[How to complete this task]
In the records that come next, find every line with "application". Return those lines.

[Data under study]
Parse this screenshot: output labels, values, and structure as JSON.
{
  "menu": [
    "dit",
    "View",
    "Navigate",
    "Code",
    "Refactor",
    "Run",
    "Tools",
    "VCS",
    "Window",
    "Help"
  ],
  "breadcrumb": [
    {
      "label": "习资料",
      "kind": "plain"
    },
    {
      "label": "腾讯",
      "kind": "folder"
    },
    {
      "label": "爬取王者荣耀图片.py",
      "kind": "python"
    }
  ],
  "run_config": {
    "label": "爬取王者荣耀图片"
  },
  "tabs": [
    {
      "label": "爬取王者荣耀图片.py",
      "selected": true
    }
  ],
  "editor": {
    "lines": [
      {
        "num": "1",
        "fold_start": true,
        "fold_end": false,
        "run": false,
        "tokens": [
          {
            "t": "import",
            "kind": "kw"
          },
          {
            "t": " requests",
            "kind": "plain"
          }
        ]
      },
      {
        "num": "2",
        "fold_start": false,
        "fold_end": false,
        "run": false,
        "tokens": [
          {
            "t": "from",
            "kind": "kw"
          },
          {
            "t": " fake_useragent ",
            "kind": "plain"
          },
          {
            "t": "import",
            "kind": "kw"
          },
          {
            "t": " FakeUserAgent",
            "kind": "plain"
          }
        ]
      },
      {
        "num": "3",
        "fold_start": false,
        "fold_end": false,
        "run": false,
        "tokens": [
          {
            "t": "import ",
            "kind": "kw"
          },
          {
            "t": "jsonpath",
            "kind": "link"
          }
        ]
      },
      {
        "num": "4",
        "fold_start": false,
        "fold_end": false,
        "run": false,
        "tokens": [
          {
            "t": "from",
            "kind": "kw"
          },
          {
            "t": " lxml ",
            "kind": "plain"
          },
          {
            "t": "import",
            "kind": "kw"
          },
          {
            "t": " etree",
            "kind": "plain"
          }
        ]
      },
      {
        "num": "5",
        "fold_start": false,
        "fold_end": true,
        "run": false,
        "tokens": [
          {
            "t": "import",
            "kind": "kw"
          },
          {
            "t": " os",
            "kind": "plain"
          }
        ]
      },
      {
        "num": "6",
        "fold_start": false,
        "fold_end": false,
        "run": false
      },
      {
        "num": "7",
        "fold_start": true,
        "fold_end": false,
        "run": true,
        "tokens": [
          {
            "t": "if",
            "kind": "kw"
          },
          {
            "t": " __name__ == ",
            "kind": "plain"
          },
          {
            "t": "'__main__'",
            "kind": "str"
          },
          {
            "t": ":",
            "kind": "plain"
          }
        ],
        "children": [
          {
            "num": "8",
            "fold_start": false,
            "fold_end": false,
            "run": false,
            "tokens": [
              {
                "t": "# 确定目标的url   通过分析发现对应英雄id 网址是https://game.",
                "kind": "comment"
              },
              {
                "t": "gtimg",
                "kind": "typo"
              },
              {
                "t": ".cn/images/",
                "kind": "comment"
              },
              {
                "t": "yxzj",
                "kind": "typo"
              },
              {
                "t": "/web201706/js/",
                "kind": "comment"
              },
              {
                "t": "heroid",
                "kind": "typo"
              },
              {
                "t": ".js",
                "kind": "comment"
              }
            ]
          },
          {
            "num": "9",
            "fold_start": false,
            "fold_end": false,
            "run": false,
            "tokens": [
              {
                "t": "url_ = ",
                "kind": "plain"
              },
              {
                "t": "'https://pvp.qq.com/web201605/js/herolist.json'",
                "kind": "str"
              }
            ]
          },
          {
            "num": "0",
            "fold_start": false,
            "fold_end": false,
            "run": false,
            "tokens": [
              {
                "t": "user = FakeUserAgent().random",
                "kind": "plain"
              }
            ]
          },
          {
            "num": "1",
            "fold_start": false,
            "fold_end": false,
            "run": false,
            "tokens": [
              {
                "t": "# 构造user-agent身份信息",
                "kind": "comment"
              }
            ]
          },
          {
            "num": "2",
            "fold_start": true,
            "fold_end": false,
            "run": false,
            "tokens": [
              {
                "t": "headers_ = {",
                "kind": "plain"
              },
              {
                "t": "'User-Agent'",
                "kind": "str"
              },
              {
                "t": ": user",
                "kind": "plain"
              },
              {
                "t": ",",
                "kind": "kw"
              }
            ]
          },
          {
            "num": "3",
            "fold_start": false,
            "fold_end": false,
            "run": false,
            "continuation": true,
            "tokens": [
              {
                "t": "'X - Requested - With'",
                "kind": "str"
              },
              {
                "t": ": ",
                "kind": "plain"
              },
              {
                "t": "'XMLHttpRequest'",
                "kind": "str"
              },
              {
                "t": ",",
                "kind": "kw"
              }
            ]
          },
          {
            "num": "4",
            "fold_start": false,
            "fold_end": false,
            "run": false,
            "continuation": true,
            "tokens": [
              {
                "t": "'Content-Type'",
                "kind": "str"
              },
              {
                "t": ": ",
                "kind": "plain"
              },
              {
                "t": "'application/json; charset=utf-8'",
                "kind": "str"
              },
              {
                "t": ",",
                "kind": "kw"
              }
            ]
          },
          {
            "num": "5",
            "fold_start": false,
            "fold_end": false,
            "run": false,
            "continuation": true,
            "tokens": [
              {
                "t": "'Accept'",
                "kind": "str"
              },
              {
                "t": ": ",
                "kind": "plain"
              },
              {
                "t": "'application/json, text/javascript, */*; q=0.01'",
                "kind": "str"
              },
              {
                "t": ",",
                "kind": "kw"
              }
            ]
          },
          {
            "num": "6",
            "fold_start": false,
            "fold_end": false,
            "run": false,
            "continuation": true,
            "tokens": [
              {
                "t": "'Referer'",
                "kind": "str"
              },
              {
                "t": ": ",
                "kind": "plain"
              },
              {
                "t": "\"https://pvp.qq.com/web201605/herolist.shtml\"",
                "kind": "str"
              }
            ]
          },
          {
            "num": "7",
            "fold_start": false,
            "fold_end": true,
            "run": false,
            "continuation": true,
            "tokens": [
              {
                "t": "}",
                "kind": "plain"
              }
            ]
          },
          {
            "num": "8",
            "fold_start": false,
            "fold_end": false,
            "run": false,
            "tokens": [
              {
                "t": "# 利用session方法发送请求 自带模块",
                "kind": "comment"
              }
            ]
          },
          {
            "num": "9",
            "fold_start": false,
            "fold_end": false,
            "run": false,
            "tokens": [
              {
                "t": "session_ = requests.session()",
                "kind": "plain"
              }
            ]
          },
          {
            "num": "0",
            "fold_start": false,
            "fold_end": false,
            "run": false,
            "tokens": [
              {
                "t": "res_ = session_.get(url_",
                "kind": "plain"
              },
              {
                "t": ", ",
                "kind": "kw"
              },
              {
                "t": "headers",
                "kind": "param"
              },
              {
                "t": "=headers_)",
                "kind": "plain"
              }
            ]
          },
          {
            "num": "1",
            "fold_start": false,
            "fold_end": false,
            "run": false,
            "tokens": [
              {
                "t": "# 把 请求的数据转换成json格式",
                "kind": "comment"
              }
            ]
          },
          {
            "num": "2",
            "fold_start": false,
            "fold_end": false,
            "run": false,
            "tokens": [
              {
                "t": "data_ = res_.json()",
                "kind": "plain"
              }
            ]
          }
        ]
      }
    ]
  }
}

[Task answer]
                "t": "'application/json; charset=utf-8'",
                "t": "'application/json, text/javascript, */*; q=0.01'",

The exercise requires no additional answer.